[Dataset entries]

◆ ◆ ◆

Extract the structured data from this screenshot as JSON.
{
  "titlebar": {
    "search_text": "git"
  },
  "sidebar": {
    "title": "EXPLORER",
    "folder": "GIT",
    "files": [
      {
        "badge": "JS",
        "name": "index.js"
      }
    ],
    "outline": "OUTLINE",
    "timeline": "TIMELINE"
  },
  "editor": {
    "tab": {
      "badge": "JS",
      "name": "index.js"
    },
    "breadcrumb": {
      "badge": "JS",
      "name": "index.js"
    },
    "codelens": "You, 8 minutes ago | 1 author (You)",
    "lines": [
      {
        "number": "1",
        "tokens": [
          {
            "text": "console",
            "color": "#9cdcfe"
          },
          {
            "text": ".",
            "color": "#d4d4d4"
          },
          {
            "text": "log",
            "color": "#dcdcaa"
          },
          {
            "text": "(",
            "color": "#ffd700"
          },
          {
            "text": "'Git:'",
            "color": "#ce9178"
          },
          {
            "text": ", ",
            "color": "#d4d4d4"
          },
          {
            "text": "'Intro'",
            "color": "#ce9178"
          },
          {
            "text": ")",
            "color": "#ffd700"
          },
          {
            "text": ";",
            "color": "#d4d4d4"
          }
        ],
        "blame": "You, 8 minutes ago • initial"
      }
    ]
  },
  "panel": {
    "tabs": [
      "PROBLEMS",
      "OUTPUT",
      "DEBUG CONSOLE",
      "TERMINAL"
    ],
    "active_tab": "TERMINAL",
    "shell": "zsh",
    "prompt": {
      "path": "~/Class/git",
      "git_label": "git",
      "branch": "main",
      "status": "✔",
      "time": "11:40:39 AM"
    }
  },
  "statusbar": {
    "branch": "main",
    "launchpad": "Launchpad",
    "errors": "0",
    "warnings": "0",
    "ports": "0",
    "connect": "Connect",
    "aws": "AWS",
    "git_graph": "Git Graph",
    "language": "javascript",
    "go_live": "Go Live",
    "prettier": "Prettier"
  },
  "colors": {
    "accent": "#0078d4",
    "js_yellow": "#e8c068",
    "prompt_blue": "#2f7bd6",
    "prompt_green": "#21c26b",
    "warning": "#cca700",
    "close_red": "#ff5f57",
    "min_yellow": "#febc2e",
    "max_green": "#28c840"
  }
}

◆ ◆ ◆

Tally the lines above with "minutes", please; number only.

# RESPONSE TO THE EXERCISE
2